Friedrich and Louise Gutman were two victims of this institutionalised robbery. Leading bankers in Holland before the War, they declined to hand over their art collection to the occupying Nazis. In spite of assurances about their safety from Himmler, they were sent to Theresienstadt concentration camp, where they were savagely interrogated. When they still would not give the Germans their art-works, Friedrich was beaten to death, Louise was transported to Auschwitz where she was gassed, and the Nazis seized the collection.

The consequences of this crime are still reverberating more than 50 years later. As "Making a Killing", a compelling edition of Arthouse on Channel 4 tomorrow night, shows, the Gutman family have spent the last half a century trying to recover the works of art. Thirteen of their paintings are still missing.

Attention is centred on a Degas painting, Landscape with Smokestacks, which was once owned by Friedrich Gutman and has finally been tracked down to the collection of Daniel Searle, a pharmaceuticals billionaire from Chicago who bought it in good faith 10 years ago. Next month, the Gutman family are going to court in the US in an attempt to retrieve the picture. The practices of the art world will also be on trial.

The family have been helped by a Washington detective, Willi Korte, who specialises in finding stolen art and is known as "the Indiana Jones of the art world". He has his own concerns: "Nobody who is part of that community has any interest in helping victims to recover their paintings. The missing works of art have never really been `lost'. It's just that the art world preferred not to ask too many questions. These works were given sanitised histories. Everyone turned a blind eye and made a killing."

Nick Goodman, Friedrich and Louise's grandson, does not have a very high opinion of the art world, either. "People are making a lot of money, and they're selling paintings without checking provenance carefully enough - either willfully or just by blind ignorance - and when inquiries are made, you're stonewalled."

Making the documentary has certainly not filled producer Anne Webber with respect for the art market. "It does not come well out of this film. It's the largest unregulated business in the world. It's a multi-million- pound business and needs some regulation. Victims of stolen art need some protection. Museums should take responsibility for what they buy. It was interesting to discover that provenance is such a fallible instrument. A car at least has a registration document which is a legal document. People think that assurances about provenance have the same weight, but they don't. Some collectors have discovered that at great cost.

"For instance, one has to look particularly carefully at any Impressionist painting that appeared after 1939 because the Nazis stole a huge number of them and traded them on."

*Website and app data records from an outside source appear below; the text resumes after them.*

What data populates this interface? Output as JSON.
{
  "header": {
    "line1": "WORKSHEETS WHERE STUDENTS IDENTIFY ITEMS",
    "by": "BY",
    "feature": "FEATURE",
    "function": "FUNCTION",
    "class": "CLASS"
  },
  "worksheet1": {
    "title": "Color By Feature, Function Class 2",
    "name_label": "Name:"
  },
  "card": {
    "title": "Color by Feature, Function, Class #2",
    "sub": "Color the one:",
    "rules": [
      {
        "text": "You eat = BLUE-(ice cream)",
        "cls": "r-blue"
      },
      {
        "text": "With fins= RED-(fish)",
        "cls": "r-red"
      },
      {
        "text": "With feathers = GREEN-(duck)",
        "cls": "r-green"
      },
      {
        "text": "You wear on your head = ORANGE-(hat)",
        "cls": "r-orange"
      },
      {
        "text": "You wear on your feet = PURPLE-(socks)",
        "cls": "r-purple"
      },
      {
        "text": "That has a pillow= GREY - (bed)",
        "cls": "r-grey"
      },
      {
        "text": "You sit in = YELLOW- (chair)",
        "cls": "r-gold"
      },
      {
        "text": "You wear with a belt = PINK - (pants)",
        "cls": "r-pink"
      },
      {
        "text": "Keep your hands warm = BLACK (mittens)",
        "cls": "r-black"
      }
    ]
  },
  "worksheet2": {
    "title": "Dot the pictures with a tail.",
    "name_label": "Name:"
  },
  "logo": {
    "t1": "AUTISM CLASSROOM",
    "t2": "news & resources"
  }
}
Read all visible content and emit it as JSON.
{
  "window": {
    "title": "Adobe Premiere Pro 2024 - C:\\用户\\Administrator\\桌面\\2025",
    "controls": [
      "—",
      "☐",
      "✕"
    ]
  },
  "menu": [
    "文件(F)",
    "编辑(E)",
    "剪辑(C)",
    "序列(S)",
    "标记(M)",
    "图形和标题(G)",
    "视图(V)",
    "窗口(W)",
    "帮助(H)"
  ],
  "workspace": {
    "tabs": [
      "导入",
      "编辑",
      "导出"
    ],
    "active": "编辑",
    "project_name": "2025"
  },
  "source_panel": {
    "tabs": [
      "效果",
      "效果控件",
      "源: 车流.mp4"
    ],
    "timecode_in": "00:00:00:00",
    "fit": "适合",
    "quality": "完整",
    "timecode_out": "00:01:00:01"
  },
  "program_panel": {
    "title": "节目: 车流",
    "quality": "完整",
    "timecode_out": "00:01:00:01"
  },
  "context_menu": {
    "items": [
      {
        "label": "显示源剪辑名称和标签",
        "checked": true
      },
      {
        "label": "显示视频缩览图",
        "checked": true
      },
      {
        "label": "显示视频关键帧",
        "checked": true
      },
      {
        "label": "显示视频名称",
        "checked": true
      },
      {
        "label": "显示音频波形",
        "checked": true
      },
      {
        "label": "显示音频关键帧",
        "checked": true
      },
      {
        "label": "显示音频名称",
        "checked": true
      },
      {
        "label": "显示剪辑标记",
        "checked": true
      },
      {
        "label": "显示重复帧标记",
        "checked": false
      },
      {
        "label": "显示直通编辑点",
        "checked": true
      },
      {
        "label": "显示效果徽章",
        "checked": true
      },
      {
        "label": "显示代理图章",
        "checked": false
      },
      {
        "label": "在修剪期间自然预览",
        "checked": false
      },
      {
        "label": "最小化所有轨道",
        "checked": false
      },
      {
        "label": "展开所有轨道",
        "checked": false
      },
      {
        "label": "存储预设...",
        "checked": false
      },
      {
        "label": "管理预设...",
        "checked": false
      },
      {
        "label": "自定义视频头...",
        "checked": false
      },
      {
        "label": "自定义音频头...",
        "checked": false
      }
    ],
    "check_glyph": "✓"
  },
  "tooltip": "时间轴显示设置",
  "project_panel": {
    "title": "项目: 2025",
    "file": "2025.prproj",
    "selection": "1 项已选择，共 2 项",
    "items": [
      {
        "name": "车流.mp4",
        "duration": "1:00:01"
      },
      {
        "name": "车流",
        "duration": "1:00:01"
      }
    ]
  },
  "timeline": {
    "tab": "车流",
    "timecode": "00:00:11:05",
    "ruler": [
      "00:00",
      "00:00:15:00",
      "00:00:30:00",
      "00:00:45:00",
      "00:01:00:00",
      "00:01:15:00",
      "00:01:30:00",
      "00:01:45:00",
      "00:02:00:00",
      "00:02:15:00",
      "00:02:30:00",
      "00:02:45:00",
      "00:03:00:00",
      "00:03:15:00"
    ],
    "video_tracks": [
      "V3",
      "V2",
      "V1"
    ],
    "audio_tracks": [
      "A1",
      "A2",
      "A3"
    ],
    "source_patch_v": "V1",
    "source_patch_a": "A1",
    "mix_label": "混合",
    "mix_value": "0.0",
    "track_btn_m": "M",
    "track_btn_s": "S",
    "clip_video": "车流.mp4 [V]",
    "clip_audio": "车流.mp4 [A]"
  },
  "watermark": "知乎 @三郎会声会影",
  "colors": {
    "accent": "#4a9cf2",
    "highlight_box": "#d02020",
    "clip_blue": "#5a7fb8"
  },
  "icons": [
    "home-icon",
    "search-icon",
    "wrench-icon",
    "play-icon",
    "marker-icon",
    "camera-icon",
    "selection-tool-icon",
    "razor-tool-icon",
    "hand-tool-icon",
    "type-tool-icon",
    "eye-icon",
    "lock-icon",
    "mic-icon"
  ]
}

The legal action has taken its toll on the Gutmans. Lili, the now-elderly daughter of Friedrich and Louise, is finding the process especially stressful. In some ways she regrets ever starting the action. "I don't even want to imagine things because it's too painful for me," she says. "Still now after all these years, it makes me feel sick."

According to Webber, "there is no financial or emotional advantage for the Gutmans in pursuing this, other than trying to resolve damage that happened in the past. It's been very sad for Lili. The reawakening of the past has been very painful for her. At pre-trial hearings, she was cross-examined over three days and asked fantastically detailed questions about her life. For a woman of 77, it's hard to bring up things that are so painful. She had heart trouble last year as a result of all this."

Matters are not made any easier by the fact that Lili feels bitter because her version of events is being contested in court. "They're trying to reconstruct the past out of pieces of paper and not out of what one remembers in one's mind and in one's heart, which is much more important," she says. "Still, lawyers, they want papers."

The ultimate irony is that even if the Gutmans triumph in the court case, they won't be able to keep the Degas. They'll have to sell it to pay the only winners in this whole sorry affair: the lawyers.

`Arthouse: Making a Killing' is on tomorrow at 7pm on C4